"So I learned how to talk, and a baptism of fire I guess is what it was," he said on his 20th anniversary show in May of last year (in an interview with Gov. Rod Blagojevich, actually).

"You try to be yourself. What you hear is what you get," O'Dell said. "You try to be what you are with your neighbors, the people across the street."

Who else would talk about kissing a velvet Elvis Presley painting before each day's show for luck? Who else could have gotten a listener to put a cell phone to use by putting it in a dryer and setting it on tumble - while the call was still connected? Who else would honor Collins every year after his death with an on-air toast on his birthday, Feb. 28?

O'Dell could be serious, but most of all he was playful, polar attributes he captured in his motto: "Nothing is worth your health or happiness," he once wrote. "Life is too serious to take things too seriously."

It was O'Dell who launched the station's "Hometown Voices" series of live remote broadcasts in 2005, and so it's fitting that the series takes him to Arlington Heights for his last show today.

The East Moline native was a security officer at International Harvester when he first got into radio 31 years ago, but he never failed to appreciate the access the job gave him to people of all reaches, and of course the million-dollar-a-year salary he enjoyed the last few years.

"I don't like to take that for granted," he said. "You pinch yourself and say, 'I'm a lucky guy.'"
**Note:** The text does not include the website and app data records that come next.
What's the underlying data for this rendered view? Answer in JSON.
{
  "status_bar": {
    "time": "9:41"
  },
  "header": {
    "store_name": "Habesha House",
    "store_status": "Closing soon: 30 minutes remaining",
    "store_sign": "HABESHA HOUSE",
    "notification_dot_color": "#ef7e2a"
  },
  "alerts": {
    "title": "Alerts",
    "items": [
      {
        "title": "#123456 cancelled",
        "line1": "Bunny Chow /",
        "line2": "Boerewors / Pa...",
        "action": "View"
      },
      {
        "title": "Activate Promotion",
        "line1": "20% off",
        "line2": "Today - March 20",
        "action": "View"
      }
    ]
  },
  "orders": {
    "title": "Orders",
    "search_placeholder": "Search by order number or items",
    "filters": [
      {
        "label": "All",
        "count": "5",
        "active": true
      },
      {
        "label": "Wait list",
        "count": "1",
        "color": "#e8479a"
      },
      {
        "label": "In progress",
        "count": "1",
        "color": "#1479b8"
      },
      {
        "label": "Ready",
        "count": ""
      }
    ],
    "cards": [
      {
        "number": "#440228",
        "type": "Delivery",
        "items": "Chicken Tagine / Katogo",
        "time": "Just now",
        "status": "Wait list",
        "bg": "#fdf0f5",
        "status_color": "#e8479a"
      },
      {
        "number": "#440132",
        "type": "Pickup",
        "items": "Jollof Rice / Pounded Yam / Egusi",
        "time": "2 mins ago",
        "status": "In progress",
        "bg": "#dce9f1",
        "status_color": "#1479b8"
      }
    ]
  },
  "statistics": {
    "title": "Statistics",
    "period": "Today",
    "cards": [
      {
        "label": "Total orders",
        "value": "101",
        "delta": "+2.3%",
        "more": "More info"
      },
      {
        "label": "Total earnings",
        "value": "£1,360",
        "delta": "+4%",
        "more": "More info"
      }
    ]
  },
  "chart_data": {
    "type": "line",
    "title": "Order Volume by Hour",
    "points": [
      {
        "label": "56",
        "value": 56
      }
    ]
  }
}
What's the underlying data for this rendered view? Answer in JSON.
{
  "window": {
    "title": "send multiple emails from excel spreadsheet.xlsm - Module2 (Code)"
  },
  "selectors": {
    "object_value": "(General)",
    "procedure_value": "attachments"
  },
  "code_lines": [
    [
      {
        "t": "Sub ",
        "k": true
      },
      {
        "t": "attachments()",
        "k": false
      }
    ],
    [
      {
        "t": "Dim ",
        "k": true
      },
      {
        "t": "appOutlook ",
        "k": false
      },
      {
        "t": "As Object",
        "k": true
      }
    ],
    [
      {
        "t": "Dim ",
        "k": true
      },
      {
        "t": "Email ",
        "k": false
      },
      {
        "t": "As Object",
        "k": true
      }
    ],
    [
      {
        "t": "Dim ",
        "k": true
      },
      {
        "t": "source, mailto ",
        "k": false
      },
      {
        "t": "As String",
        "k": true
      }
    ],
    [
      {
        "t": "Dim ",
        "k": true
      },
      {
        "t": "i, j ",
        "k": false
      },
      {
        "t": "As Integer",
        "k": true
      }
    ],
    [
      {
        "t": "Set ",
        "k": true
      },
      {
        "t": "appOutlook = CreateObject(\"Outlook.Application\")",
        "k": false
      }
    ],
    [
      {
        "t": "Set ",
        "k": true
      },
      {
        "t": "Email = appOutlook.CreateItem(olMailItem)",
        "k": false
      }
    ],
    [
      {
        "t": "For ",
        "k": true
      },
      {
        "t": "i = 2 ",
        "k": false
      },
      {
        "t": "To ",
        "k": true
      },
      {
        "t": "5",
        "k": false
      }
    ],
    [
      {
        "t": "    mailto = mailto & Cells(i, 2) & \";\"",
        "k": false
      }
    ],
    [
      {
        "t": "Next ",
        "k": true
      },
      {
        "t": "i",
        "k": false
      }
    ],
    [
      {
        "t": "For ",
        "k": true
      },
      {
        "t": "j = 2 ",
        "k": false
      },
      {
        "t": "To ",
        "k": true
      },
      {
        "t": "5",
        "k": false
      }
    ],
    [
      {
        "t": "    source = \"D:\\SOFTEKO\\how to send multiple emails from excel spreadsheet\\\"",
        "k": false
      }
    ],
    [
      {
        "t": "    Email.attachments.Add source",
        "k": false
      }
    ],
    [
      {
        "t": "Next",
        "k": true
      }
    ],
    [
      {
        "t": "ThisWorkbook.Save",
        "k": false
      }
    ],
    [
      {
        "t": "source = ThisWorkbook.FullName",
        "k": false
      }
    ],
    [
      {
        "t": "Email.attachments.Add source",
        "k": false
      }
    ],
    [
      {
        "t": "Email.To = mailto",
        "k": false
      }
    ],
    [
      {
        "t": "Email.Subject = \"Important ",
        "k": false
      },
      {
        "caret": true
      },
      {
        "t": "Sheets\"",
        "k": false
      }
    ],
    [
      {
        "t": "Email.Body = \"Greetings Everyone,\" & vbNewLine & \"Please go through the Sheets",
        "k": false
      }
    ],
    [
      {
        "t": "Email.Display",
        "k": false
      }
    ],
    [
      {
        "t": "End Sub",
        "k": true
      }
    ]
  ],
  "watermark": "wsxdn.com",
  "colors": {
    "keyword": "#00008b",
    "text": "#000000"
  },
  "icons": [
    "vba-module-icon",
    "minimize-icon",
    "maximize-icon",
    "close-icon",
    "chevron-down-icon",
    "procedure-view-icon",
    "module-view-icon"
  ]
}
Yet it also gave him the opportunity to retire comfortably at a relatively early age, and he and his wife, Karen, will head off from the house they rebuilt from the ashes after a fire in Aurora three years ago to resettle in Nashville near their children. Although he finished a more than respectable second to all-news WBBM 780-AM in the campaign-dominated summer Arbitron ratings book, in all other respects Spike will be going out on top.